How Gooden Students Learn through Community Engagement
How Giving and Service to Others Leads to Caring and Involved Students.
The Gooden School inspires students to be intellectually curious and resilient while preparing them to lead lives of kindness, integrity, and respect.
This is Gooden’s mission statement and this philosophy is what drew me to the school initially as a teacher and later, as a parent. Both as a teacher and as a parent at the school, I want my students and my children to leave Gooden as kind, respectful, and active members of their community.
One way the students learn this is through living our Episcopal identity. As an Episcopal school we emphasize the importance of service to others and bettering the world. Community engagement is a significant part of our Episcopal identity. Thinking beyond ourselves, getting the students to think beyond themselves and to think of themselves as part of a community, working, and helping each other so the community can thrive, is a central tenet of Gooden’s core values.
Community engagement is different from community service.

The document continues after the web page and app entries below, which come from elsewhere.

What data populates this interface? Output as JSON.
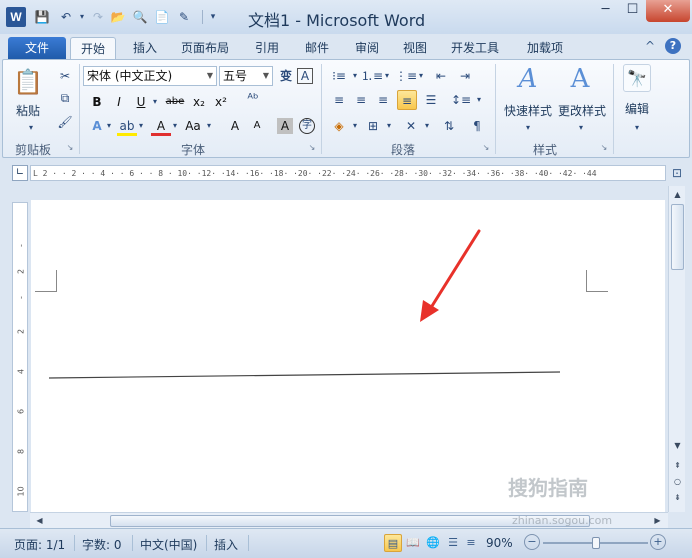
{
  "window": {
    "app_icon": "W",
    "title": "文档1 - Microsoft Word",
    "min": "─",
    "max": "☐",
    "close": "✕"
  },
  "qat": [
    "save-icon",
    "undo-icon",
    "redo-icon",
    "open-icon",
    "print-preview-icon",
    "new-icon",
    "edit-icon"
  ],
  "tabs": [
    {
      "label": "文件",
      "active": false,
      "file": true
    },
    {
      "label": "开始",
      "active": true
    },
    {
      "label": "插入"
    },
    {
      "label": "页面布局"
    },
    {
      "label": "引用"
    },
    {
      "label": "邮件"
    },
    {
      "label": "审阅"
    },
    {
      "label": "视图"
    },
    {
      "label": "开发工具"
    },
    {
      "label": "加载项"
    }
  ],
  "ribbon": {
    "clipboard": {
      "label": "剪贴板",
      "paste": "粘贴"
    },
    "font": {
      "label": "字体",
      "font_name": "宋体 (中文正文)",
      "font_size": "五号",
      "bold": "B",
      "italic": "I",
      "underline": "U",
      "strike": "abe",
      "subscript": "x₂",
      "superscript": "x²",
      "font_color_letter": "A",
      "change_case": "Aa",
      "grow": "A",
      "shrink": "A",
      "phonetic": "变",
      "border": "A",
      "char_shading": "A",
      "enclose": "字"
    },
    "paragraph": {
      "label": "段落"
    },
    "styles": {
      "label": "样式",
      "quick_styles": "快速样式",
      "change_styles": "更改样式"
    },
    "editing": {
      "label": "编辑"
    }
  },
  "ruler": {
    "h_ticks": "L 2 · · 2 · · 4 · · 6 · · 8 · 10· ·12· ·14· ·16· ·18· ·20· ·22· ·24· ·26· ·28· ·30· ·32· ·34· ·36· ·38· ·40· ·42· ·44",
    "v_numbers": [
      "-",
      "2",
      "-",
      "2",
      "4",
      "6",
      "8",
      "10"
    ]
  },
  "status": {
    "page": "页面: 1/1",
    "words": "字数: 0",
    "language": "中文(中国)",
    "mode": "插入",
    "zoom": "90%",
    "zoom_level": 0.5
  },
  "watermark": {
    "text": "搜狗指南",
    "url": "zhinan.sogou.com"
  }
}
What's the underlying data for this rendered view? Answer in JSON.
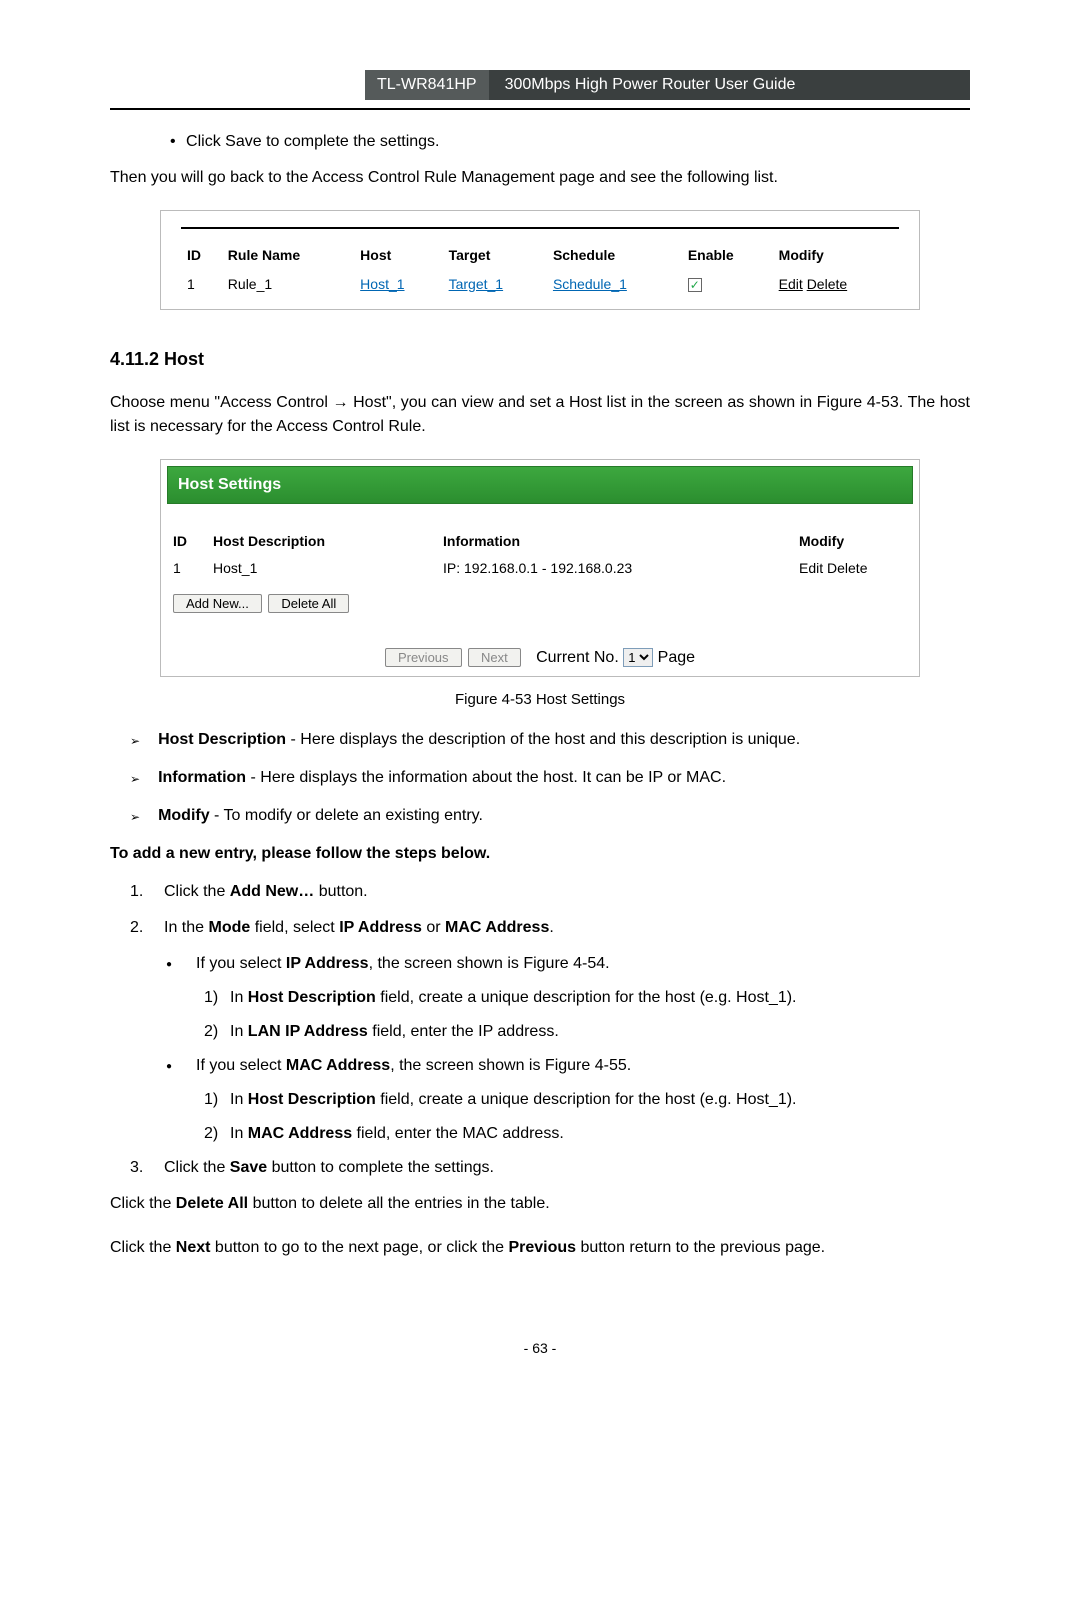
{
  "header": {
    "model": "TL-WR841HP",
    "title": "300Mbps High Power Router User Guide"
  },
  "intro": {
    "bullet": "Click Save to complete the settings.",
    "back_text": "Then you will go back to the Access Control Rule Management page and see the following list."
  },
  "rule_table": {
    "headers": {
      "id": "ID",
      "rule_name": "Rule Name",
      "host": "Host",
      "target": "Target",
      "schedule": "Schedule",
      "enable": "Enable",
      "modify": "Modify"
    },
    "row": {
      "id": "1",
      "rule_name": "Rule_1",
      "host": "Host_1",
      "target": "Target_1",
      "schedule": "Schedule_1",
      "edit": "Edit",
      "delete": "Delete"
    }
  },
  "section": {
    "heading": "4.11.2 Host",
    "para": "Choose menu \"Access Control → Host\", you can view and set a Host list in the screen as shown in Figure 4-53. The host list is necessary for the Access Control Rule."
  },
  "host_box": {
    "title": "Host Settings",
    "headers": {
      "id": "ID",
      "desc": "Host Description",
      "info": "Information",
      "modify": "Modify"
    },
    "row": {
      "id": "1",
      "desc": "Host_1",
      "info": "IP: 192.168.0.1 - 192.168.0.23",
      "edit": "Edit",
      "delete": "Delete"
    },
    "buttons": {
      "add": "Add New...",
      "delete_all": "Delete All",
      "prev": "Previous",
      "next": "Next"
    },
    "pager": {
      "current": "Current No.",
      "value": "1",
      "page": "Page"
    }
  },
  "figure_caption": "Figure 4-53    Host Settings",
  "bullets": {
    "b1_bold": "Host Description",
    "b1_rest": " - Here displays the description of the host and this description is unique.",
    "b2_bold": "Information",
    "b2_rest": " - Here displays the information about the host. It can be IP or MAC.",
    "b3_bold": "Modify",
    "b3_rest": " - To modify or delete an existing entry."
  },
  "steps": {
    "intro_bold": "To add a new entry, please follow the steps below.",
    "s1_pre": "Click the ",
    "s1_bold": "Add New…",
    "s1_post": " button.",
    "s2_pre": "In the ",
    "s2_bold": "Mode",
    "s2_mid": " field, select ",
    "s2_bold2": "IP Address",
    "s2_mid2": " or ",
    "s2_bold3": "MAC Address",
    "s2_post": ".",
    "ip_pre": "If you select ",
    "ip_bold": "IP Address",
    "ip_post": ", the screen shown is Figure 4-54.",
    "ip1_pre": "In ",
    "ip1_bold": "Host Description",
    "ip1_post": " field, create a unique description for the host (e.g. Host_1).",
    "ip2_pre": "In ",
    "ip2_bold": "LAN IP Address",
    "ip2_post": " field, enter the IP address.",
    "mac_pre": "If you select ",
    "mac_bold": "MAC Address",
    "mac_post": ", the screen shown is Figure 4-55.",
    "mac1_pre": "In ",
    "mac1_bold": "Host Description",
    "mac1_post": " field, create a unique description for the host (e.g. Host_1).",
    "mac2_pre": "In ",
    "mac2_bold": "MAC Address",
    "mac2_post": " field, enter the MAC address.",
    "s3_pre": "Click the ",
    "s3_bold": "Save",
    "s3_post": " button to complete the settings."
  },
  "tail": {
    "del_pre": "Click the ",
    "del_bold": "Delete All",
    "del_post": " button to delete all the entries in the table.",
    "next_pre": "Click the ",
    "next_bold": "Next",
    "next_mid": " button to go to the next page, or click the ",
    "next_bold2": "Previous",
    "next_post": " button return to the previous page."
  },
  "footer": "- 63 -"
}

Community service is just doing a service for the community. It is a one-time contribution. Community engagement is continual learning about the wants and needs of a community and how we can be actively involved, contributing members of that community. The majority of the learning takes place in the classroom and school environment, then throughout the year we go out into the surrounding community and engage in different activities.
At Gooden, there are two ways we incorporate community engagement: by coming together and working as a whole school community and through the exploration of important issues and topics within individual grades
As a whole school, we learn about and work with two organizations in the surrounding community: Friends In Deed in Pasadena and Episcopal Relief and Development. The students learn about these organizations during our chapel times together and then join together at least three times a year to gather donations for these organizations.
We also incorporate community engagement into the classroom academic curriculum. Each grade focuses on specific issues/topics such as hunger, homelessness, animal wellness, and caring for the environment to name a few. These topics are woven into the core subjects to help the students more deeply understand that community engagement is not a separate subject. Understanding that our part in a community needs math, science, reading, and writing to function is an important part of our curriculum.
Showing the students that community engagement is just as important as their academics creates young people who not only respect themselves and do their best academically but leave the school as responsible and respectful citizens in their communities.
Emily Keezer has been at The Gooden School since 2010 and has been a parishioner of the Church of the Ascension since 1985. With sixteen years of teaching experience and her experience as an active member of the Episcopal church, she teaches second grade and serves as the religious life and community engagement coordinator. She attended California State University, Fresno, receiving a bachelor’s degree in general family and consumer sciences. She received her Multi-Subject Teaching Credential, CLAD (Cross Cultural, Language, and Academic Development) certification and master’s degree in education from Azusa Pacific University. She has a passion for service to others and empowering her students to become lifelong learners.
When Mrs. Keezer is not in her classroom working, she enjoys spending time with her husband and two children. They love to travel, go to Disneyland, and cook meals together at home. She also enjoys reading, watching movies, cooking, and going to the gym. She feels honored to be part of the Gooden community.